The government said job gains occurred in retail trade, construction and financial activities.

Economists that Reuters polled had predicted that payrolls would rise by 175,000 last month. The median forecast in a Bloomberg survey was for a gain of 180,000 jobs.

The government said wage growth was weaker than in December. In January, average hourly earnings for all employees on private nonfarm payrolls rose by 3 cents, or 0.1 percent, to $26, after a 6 cent increase, or 0.2 percent, in December.

During the past year, average hourly earnings have risen by 2.5 percent, the government said. In January, average hourly earnings of private-sector production and nonsupervisory employees increased by 4 cents, to $21.84.

“There’s more slack in the labor market than the unemployment rate implies, but we’re continuing to make progress in absorbing that slack,” Russell Price, senior economist at Ameriprise Financial Inc. in Detroit, told Bloomberg. “As that happens, wage and salary growth should gain additional traction.”

The government revised the job totals for the two previous months to show a net decrease of 39,000 from the initial reports. The November total was revised downward from 204,000 to 164,000, and the December total was revised upward from 156,000 to 157,000.

In January the number of long-term unemployed (those jobless for 27 weeks or more) was essentially unchanged at 1.9 million and accounted for 24.4 percent of the unemployed, the government said. During the past year the number of long-term unemployed has declined by 244,000.

The number of people employed part time for economic reasons (sometimes referred to as involuntary part-time workers) was little changed in January, at 5.8 million, the government said.
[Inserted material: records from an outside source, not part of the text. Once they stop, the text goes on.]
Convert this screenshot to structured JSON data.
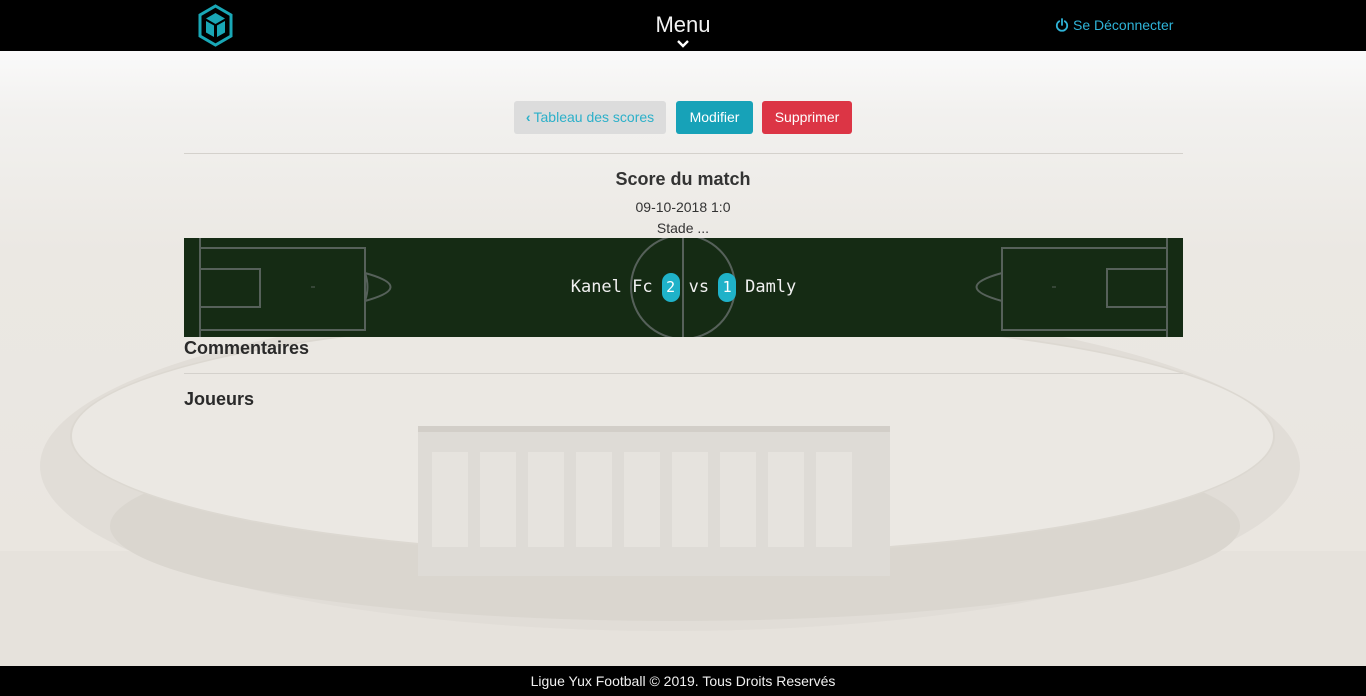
{
  "navbar": {
    "menu_label": "Menu",
    "logout_label": "Se Déconnecter",
    "logo_icon": "cube-logo-icon",
    "accent_color": "#2fb4d8"
  },
  "actions": {
    "back_label": "Tableau des scores",
    "edit_label": "Modifier",
    "delete_label": "Supprimer"
  },
  "match": {
    "heading": "Score du match",
    "date_score": "09-10-2018 1:0",
    "stadium": "Stade ...",
    "home_team": "Kanel Fc",
    "home_score": "2",
    "vs_label": "vs",
    "away_score": "1",
    "away_team": "Damly"
  },
  "sections": {
    "comments_title": "Commentaires",
    "players_title": "Joueurs"
  },
  "footer": {
    "text": "Ligue Yux Football © 2019. Tous Droits Reservés"
  },
  "colors": {
    "edit_button": "#17a2b8",
    "delete_button": "#dc3545",
    "score_badge": "#1fb2c9",
    "pitch": "#152b14"
  }
}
Those people, who would have preferred full-time employment, were working part time because their hours had been cut they were unable to find full-time jobs.

In January 1.8 million people were marginally attached to the labor force, down by 337,000 from a year earlier, the government said. (The data are not seasonally adjusted.) Those people were not in the labor force, wanted and were available for work, and had looked for a job sometime during the prior 12 months.

The government said they were not counted as unemployed because they had not searched for work during the four weeks that preceded the survey.